What is required: Repeat each entry exactly, but do not carry over the pictures.

#### Source material ####

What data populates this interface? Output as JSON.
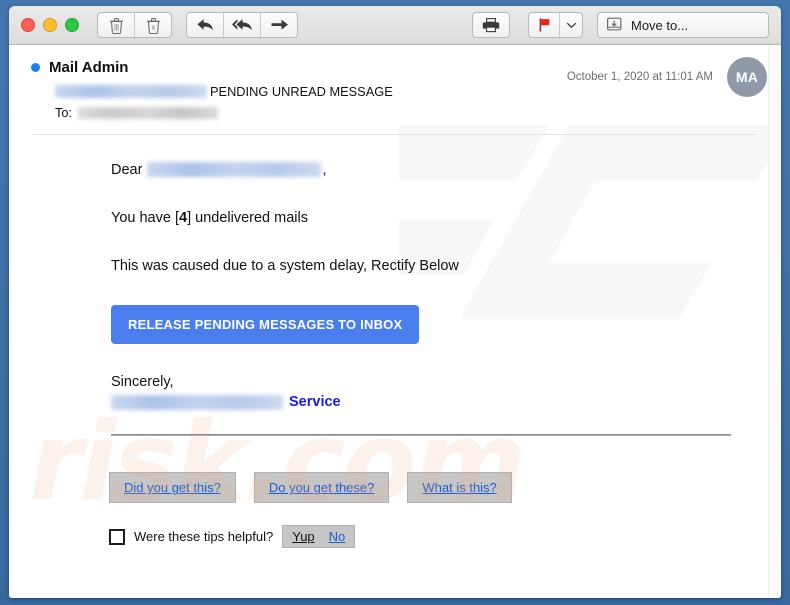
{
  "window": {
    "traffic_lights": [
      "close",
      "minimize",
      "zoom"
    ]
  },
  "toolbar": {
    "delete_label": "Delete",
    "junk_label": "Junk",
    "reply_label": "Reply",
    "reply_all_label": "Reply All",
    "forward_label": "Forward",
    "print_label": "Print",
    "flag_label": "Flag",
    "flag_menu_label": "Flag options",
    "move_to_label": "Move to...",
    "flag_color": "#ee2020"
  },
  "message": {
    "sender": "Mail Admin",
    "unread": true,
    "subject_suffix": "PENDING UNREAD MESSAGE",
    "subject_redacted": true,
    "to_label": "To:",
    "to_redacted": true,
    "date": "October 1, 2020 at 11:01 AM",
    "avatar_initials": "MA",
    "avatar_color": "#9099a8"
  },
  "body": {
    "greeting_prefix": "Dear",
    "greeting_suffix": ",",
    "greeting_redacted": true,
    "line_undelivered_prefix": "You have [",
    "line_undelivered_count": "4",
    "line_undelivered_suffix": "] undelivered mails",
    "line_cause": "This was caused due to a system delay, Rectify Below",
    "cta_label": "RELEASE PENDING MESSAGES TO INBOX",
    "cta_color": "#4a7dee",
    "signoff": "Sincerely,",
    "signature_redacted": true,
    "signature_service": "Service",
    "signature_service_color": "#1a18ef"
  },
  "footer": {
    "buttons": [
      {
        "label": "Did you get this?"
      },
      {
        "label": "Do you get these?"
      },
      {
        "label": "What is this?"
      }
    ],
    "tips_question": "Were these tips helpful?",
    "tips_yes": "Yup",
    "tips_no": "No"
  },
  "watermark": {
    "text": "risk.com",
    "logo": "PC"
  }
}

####

Answer to this exercise:
What data populates this interface? Output as JSON.
{
  "window": {
    "traffic_lights": [
      "close",
      "minimize",
      "zoom"
    ]
  },
  "toolbar": {
    "delete_label": "Delete",
    "junk_label": "Junk",
    "reply_label": "Reply",
    "reply_all_label": "Reply All",
    "forward_label": "Forward",
    "print_label": "Print",
    "flag_label": "Flag",
    "flag_menu_label": "Flag options",
    "move_to_label": "Move to...",
    "flag_color": "#ee2020"
  },
  "message": {
    "sender": "Mail Admin",
    "unread": true,
    "subject_suffix": "PENDING UNREAD MESSAGE",
    "subject_redacted": true,
    "to_label": "To:",
    "to_redacted": true,
    "date": "October 1, 2020 at 11:01 AM",
    "avatar_initials": "MA",
    "avatar_color": "#9099a8"
  },
  "body": {
    "greeting_prefix": "Dear",
    "greeting_suffix": ",",
    "greeting_redacted": true,
    "line_undelivered_prefix": "You have [",
    "line_undelivered_count": "4",
    "line_undelivered_suffix": "] undelivered mails",
    "line_cause": "This was caused due to a system delay, Rectify Below",
    "cta_label": "RELEASE PENDING MESSAGES TO INBOX",
    "cta_color": "#4a7dee",
    "signoff": "Sincerely,",
    "signature_redacted": true,
    "signature_service": "Service",
    "signature_service_color": "#1a18ef"
  },
  "footer": {
    "buttons": [
      {
        "label": "Did you get this?"
      },
      {
        "label": "Do you get these?"
      },
      {
        "label": "What is this?"
      }
    ],
    "tips_question": "Were these tips helpful?",
    "tips_yes": "Yup",
    "tips_no": "No"
  },
  "watermark": {
    "text": "risk.com",
    "logo": "PC"
  }
}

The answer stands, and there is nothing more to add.